June 18, 2010
ORANGE BEACH, Ala.---After months of criticism for mishandling the Gulf oil spill, BP is shaking up its leadership.
More boats are joining the defense against the oil, while BP's embattled CEO is being taken off the front lines. The company's chairman told SKY News Tony Hayward will be returning to BP headquarters.
"He's been there eight weeks, and he's handing over the day-to-day operations to Bob Dudley," said Carl-Henric Svanberg, BP chairman.
On the water, the Coast Guard is promising to better coordinate private vessels loaded down with skimmers and boom.
"We know we have water men out there who have local expertise and passion," said Adm. Thad Allen, incident commander. "We want to channel that and make sure we're creating unity of effort."
Even with some two thousand private boats working to contain the oil, Gulf Coast residents still worry whether it's enough.
"You see these booms out here and that there is activity, but it doesn't seem like there is much getting done," said Steven Fitzgerald of Flora-bama Farms.
This time of year, local bays are usually full of tourists cruising around on jet skies or enjoying the fishing. Now it's closed to all recreation, and the docks sit empty.
Fitzgerald supplies produce to several local restaurants. He fears he may not have a job next month.
"This is just the start of it," he said. "They say it is going to get worse before it gets better."
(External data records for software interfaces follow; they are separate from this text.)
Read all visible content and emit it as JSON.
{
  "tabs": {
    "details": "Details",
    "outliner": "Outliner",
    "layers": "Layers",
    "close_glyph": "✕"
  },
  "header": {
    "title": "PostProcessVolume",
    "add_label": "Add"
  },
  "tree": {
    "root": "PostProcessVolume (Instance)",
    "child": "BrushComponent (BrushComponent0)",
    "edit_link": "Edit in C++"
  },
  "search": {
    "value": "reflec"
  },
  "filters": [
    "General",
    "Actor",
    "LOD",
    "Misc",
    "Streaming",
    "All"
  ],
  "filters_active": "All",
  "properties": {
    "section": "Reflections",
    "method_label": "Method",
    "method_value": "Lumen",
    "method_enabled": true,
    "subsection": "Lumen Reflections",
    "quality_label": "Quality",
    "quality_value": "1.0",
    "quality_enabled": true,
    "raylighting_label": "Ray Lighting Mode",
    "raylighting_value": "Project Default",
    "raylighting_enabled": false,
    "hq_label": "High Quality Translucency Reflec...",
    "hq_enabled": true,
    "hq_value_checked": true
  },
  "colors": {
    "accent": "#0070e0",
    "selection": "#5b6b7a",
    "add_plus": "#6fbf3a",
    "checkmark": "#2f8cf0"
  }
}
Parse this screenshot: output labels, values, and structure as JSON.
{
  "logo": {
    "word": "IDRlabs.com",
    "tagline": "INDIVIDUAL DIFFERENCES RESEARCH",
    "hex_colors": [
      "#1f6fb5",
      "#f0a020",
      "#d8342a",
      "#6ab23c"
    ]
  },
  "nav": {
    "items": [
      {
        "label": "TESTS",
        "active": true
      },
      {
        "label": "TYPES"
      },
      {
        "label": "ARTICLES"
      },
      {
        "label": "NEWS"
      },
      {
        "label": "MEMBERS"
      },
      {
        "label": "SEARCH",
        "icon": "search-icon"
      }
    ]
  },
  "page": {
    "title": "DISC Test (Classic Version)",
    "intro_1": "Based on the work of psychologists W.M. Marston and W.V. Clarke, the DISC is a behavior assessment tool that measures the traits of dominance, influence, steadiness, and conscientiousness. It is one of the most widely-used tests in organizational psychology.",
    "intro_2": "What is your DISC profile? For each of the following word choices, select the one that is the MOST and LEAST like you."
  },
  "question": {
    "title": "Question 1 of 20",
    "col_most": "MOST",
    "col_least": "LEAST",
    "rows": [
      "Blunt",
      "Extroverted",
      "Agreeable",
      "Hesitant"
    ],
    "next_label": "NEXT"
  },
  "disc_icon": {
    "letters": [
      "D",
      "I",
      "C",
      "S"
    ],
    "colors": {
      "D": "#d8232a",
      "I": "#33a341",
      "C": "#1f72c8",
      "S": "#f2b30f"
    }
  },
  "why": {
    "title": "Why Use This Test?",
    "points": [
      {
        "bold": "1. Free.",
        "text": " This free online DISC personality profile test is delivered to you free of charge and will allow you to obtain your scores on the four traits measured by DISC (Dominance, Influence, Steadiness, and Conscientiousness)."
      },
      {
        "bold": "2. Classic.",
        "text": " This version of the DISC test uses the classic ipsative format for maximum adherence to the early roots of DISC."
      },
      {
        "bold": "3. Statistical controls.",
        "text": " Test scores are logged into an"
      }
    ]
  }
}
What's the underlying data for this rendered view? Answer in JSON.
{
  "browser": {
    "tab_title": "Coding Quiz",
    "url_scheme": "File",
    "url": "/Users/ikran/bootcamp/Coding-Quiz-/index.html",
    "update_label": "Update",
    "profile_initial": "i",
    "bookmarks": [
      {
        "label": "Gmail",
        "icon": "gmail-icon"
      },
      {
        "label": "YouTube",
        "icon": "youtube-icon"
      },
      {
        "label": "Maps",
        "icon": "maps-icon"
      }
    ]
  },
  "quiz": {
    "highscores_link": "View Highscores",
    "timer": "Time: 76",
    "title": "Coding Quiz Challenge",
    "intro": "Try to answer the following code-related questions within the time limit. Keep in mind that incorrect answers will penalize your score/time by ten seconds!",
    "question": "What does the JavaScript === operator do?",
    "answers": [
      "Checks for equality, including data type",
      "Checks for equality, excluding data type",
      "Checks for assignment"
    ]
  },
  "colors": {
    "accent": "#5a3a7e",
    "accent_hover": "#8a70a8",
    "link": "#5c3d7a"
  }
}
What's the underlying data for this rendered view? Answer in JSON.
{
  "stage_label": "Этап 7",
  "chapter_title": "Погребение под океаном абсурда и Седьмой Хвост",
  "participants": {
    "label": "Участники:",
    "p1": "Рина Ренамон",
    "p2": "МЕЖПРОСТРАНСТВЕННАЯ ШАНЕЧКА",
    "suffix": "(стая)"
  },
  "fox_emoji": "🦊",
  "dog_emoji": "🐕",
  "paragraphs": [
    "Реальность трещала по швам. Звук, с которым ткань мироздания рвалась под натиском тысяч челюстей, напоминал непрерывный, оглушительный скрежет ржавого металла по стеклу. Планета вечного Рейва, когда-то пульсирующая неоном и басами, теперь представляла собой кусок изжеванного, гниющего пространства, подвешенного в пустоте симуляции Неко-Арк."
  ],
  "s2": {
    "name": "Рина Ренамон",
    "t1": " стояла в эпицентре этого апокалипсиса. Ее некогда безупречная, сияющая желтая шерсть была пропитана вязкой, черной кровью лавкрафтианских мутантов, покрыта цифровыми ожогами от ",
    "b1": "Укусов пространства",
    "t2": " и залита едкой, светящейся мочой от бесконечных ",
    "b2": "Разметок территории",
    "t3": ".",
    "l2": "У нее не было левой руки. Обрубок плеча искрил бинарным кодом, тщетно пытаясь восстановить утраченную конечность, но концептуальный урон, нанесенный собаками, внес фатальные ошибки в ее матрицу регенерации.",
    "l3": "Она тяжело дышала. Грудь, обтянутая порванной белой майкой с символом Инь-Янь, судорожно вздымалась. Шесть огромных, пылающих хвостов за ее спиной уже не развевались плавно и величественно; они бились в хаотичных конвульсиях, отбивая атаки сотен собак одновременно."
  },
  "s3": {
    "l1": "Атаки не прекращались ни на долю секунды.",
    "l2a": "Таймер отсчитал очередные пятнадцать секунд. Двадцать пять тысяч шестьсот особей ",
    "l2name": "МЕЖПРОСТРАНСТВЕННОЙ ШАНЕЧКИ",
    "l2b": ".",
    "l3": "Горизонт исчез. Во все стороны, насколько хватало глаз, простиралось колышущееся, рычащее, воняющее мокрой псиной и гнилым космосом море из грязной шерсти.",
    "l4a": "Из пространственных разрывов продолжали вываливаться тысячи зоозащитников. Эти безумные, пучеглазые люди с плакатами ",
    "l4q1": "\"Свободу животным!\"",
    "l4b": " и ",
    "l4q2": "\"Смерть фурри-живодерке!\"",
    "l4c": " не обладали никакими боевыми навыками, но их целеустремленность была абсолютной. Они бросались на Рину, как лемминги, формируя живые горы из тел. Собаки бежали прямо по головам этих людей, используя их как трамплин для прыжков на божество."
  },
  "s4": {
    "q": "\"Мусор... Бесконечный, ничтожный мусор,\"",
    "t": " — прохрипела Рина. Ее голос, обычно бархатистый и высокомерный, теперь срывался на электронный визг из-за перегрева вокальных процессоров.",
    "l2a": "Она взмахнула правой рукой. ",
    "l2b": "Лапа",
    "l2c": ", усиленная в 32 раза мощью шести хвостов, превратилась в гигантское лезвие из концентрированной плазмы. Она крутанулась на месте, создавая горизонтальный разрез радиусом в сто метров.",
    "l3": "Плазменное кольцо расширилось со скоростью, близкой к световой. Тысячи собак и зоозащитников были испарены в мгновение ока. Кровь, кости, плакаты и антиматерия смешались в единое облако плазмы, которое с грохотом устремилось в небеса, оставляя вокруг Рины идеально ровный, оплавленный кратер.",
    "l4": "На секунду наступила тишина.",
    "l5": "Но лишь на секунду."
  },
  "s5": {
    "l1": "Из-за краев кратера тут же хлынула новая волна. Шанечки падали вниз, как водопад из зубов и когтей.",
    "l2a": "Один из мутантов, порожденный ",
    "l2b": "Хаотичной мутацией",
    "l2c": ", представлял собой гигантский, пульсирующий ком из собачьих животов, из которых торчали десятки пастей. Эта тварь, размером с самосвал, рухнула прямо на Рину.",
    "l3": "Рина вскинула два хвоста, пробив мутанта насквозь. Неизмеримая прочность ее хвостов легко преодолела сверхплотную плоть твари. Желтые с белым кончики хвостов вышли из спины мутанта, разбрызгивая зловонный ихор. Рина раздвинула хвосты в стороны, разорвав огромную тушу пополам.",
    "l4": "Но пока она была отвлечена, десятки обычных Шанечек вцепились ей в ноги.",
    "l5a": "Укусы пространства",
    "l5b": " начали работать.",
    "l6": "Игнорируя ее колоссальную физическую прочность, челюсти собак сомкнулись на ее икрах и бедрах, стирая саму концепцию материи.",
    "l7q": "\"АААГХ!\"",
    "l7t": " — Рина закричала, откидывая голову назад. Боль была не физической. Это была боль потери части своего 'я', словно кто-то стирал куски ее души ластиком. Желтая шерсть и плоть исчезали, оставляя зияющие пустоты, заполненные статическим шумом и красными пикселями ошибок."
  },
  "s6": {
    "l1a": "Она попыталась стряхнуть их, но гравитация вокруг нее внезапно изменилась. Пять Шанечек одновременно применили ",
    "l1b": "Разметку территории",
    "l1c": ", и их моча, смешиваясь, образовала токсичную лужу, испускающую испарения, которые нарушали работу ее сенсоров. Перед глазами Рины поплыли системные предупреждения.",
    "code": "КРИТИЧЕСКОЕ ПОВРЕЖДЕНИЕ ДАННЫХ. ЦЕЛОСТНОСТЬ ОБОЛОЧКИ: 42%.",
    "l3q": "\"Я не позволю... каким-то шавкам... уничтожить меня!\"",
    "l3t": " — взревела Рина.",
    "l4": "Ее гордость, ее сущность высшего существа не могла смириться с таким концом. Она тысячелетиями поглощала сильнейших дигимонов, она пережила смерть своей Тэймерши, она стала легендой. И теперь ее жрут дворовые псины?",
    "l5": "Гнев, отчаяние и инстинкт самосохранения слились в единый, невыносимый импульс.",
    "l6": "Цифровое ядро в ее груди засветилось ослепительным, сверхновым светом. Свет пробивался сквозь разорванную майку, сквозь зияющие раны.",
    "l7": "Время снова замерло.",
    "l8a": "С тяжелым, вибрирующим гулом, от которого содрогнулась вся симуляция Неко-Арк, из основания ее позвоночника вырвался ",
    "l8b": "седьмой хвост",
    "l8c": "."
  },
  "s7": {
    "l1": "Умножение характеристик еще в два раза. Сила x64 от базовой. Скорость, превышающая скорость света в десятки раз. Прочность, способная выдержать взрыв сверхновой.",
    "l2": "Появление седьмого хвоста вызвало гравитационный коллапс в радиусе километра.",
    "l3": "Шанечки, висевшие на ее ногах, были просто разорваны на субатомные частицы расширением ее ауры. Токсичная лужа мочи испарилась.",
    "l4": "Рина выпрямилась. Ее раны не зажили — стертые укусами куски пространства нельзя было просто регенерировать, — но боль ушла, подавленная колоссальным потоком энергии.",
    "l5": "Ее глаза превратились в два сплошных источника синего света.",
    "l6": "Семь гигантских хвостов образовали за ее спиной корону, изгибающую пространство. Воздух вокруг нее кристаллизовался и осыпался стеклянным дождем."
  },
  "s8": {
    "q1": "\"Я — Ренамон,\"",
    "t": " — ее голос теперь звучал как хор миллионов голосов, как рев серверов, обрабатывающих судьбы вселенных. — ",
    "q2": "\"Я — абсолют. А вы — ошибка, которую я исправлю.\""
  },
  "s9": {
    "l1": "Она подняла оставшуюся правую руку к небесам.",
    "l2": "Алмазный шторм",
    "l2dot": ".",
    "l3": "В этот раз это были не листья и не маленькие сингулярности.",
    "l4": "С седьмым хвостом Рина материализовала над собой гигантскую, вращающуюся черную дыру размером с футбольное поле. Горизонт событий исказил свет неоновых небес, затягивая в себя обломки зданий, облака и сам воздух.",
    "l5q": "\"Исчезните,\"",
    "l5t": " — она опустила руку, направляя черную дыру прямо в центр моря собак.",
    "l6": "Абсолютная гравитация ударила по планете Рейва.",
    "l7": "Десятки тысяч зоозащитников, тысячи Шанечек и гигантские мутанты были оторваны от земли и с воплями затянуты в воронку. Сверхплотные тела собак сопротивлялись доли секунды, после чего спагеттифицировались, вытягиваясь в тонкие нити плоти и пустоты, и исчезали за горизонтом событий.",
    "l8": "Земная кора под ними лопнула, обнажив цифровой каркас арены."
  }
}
Lawmakers say BP has paid less than 12 percent of claims to businesses and workers. The man President Obama chose to oversee the $20 billion compensation fund is visiting the region and promising to pay up quickly.